** GIVEN ENTRIES follows **
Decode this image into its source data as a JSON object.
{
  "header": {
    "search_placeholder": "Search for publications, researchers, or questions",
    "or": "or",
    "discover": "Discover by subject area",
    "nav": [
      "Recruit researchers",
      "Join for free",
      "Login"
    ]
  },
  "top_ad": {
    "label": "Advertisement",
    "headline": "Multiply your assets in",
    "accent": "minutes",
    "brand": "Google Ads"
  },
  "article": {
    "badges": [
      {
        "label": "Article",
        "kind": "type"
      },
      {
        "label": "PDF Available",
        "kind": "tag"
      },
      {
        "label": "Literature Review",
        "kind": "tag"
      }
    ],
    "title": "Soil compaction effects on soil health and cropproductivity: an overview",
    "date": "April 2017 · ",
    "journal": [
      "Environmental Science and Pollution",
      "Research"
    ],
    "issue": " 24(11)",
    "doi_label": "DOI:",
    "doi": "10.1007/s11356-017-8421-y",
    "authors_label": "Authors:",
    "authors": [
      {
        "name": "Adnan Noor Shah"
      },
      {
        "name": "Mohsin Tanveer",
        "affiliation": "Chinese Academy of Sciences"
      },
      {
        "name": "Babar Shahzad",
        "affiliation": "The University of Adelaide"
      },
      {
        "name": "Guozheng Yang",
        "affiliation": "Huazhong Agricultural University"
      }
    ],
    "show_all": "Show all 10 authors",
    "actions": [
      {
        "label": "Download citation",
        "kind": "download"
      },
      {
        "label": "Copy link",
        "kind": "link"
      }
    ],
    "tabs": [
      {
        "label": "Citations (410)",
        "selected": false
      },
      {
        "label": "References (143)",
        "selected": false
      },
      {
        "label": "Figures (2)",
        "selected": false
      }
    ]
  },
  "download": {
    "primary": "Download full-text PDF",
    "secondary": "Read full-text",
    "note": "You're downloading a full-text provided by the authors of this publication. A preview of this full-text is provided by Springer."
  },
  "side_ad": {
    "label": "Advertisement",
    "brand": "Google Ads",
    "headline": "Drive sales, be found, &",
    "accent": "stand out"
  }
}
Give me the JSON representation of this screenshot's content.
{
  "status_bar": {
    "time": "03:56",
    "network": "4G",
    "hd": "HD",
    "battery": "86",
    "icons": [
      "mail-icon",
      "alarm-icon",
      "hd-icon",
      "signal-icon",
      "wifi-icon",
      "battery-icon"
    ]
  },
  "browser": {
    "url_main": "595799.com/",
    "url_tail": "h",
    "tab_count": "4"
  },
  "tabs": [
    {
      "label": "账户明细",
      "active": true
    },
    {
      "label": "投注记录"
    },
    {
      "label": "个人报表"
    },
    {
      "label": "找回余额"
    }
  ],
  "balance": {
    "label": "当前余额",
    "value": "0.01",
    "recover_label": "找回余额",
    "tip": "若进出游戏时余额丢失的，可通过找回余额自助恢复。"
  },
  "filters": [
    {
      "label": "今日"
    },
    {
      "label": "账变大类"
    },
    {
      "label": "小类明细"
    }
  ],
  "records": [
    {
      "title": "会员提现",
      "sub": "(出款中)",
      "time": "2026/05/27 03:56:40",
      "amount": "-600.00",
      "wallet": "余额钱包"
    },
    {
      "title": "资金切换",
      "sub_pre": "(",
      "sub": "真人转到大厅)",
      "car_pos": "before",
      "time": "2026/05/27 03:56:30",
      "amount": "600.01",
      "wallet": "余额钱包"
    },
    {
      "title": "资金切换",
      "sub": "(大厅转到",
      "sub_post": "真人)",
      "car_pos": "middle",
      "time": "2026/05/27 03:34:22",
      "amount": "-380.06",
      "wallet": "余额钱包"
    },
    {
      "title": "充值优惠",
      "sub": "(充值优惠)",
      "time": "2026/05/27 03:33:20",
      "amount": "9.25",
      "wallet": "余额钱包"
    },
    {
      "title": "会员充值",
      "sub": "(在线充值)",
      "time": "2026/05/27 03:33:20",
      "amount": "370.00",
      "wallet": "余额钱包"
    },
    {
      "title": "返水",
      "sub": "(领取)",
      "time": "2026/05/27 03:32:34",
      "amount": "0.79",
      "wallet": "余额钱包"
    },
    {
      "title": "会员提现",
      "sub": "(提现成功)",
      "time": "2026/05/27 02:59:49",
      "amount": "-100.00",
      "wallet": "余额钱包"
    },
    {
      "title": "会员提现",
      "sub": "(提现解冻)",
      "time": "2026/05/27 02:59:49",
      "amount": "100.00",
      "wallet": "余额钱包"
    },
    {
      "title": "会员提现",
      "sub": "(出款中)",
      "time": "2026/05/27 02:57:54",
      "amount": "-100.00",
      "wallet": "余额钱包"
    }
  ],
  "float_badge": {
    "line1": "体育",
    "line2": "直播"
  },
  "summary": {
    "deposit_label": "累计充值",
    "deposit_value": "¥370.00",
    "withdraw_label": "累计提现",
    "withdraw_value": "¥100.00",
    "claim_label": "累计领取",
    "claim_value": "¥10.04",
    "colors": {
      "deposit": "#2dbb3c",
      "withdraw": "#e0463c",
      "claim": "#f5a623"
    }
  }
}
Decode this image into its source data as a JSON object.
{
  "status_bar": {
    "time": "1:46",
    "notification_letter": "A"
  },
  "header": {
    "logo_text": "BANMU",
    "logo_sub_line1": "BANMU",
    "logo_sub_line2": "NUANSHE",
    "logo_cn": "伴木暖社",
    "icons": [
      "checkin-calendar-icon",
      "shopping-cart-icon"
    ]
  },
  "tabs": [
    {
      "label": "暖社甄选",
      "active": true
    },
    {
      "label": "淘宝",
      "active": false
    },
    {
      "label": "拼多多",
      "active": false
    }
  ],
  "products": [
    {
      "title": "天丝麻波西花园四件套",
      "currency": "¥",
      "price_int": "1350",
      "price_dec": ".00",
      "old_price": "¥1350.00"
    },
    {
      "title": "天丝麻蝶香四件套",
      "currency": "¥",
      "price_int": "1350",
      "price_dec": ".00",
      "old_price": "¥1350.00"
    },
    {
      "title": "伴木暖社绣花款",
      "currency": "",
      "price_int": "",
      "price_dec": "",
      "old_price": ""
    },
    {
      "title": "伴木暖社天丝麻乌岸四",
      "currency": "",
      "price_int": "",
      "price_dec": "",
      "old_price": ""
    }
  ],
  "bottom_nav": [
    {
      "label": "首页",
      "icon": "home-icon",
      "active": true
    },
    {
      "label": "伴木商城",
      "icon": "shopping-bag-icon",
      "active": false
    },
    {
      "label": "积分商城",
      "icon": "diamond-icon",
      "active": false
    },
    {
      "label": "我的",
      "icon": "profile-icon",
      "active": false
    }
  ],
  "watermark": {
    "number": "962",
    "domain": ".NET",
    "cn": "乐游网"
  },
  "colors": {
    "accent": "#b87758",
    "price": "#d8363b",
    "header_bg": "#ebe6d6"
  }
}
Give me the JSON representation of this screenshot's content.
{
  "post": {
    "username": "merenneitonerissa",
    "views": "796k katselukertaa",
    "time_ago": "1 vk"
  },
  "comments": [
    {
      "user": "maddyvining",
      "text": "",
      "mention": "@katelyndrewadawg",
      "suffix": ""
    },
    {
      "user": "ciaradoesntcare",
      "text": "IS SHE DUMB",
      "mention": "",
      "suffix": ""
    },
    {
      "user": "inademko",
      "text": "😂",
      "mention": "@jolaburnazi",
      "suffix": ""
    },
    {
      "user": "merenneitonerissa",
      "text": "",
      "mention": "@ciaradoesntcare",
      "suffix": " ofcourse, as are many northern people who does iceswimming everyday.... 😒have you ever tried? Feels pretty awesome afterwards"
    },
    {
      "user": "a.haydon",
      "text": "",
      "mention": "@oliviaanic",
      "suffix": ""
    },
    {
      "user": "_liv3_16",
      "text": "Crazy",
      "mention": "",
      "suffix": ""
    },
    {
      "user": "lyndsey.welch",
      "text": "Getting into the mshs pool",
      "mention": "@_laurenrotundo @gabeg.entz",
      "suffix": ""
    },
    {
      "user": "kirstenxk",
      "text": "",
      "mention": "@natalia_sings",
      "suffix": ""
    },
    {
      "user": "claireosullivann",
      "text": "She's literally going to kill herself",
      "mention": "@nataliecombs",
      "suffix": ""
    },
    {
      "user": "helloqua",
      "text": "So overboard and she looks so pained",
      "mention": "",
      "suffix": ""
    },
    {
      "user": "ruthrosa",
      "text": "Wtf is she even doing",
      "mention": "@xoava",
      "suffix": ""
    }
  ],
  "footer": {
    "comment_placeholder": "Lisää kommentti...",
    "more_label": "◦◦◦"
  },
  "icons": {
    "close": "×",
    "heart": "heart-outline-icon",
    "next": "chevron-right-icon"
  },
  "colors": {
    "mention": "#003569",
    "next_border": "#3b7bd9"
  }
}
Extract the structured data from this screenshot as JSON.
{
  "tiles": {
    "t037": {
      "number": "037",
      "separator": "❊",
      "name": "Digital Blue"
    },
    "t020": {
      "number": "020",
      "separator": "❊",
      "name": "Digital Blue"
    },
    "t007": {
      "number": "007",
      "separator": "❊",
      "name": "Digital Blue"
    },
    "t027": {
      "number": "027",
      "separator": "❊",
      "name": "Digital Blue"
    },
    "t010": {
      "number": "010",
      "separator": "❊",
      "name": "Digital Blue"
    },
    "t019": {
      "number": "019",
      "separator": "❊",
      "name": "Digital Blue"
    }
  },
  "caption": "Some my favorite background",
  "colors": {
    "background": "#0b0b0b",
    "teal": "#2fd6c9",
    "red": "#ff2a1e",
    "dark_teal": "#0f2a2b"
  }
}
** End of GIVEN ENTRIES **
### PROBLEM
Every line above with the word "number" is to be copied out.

### WRITTEN RESPONSE
    "number": "962",
      "number": "037",
      "number": "020",
      "number": "007",
      "number": "027",
      "number": "010",
      "number": "019",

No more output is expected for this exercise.